_Action item_
Can the data below be echoed back word for word?

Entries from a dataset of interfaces
+--

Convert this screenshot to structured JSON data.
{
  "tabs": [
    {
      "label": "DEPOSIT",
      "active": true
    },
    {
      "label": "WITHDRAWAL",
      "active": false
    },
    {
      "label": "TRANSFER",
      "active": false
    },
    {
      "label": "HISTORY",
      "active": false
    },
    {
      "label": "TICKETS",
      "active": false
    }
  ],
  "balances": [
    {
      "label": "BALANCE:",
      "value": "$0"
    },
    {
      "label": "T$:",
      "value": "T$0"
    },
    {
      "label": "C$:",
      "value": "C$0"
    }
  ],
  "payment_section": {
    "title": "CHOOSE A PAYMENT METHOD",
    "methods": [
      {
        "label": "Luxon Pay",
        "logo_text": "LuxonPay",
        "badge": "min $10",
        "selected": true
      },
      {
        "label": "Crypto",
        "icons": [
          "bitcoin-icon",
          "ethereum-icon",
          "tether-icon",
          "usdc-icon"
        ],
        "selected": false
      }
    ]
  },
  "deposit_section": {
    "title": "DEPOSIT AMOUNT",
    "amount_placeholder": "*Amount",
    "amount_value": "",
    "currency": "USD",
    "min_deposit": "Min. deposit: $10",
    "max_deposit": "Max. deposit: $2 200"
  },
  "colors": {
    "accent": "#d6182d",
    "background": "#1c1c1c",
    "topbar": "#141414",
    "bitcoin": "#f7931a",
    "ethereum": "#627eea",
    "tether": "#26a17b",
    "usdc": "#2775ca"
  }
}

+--

_Reply_
Convert this screenshot to structured JSON data.
{
  "tabs": [
    {
      "label": "DEPOSIT",
      "active": true
    },
    {
      "label": "WITHDRAWAL",
      "active": false
    },
    {
      "label": "TRANSFER",
      "active": false
    },
    {
      "label": "HISTORY",
      "active": false
    },
    {
      "label": "TICKETS",
      "active": false
    }
  ],
  "balances": [
    {
      "label": "BALANCE:",
      "value": "$0"
    },
    {
      "label": "T$:",
      "value": "T$0"
    },
    {
      "label": "C$:",
      "value": "C$0"
    }
  ],
  "payment_section": {
    "title": "CHOOSE A PAYMENT METHOD",
    "methods": [
      {
        "label": "Luxon Pay",
        "logo_text": "LuxonPay",
        "badge": "min $10",
        "selected": true
      },
      {
        "label": "Crypto",
        "icons": [
          "bitcoin-icon",
          "ethereum-icon",
          "tether-icon",
          "usdc-icon"
        ],
        "selected": false
      }
    ]
  },
  "deposit_section": {
    "title": "DEPOSIT AMOUNT",
    "amount_placeholder": "*Amount",
    "amount_value": "",
    "currency": "USD",
    "min_deposit": "Min. deposit: $10",
    "max_deposit": "Max. deposit: $2 200"
  },
  "colors": {
    "accent": "#d6182d",
    "background": "#1c1c1c",
    "topbar": "#141414",
    "bitcoin": "#f7931a",
    "ethereum": "#627eea",
    "tether": "#26a17b",
    "usdc": "#2775ca"
  }
}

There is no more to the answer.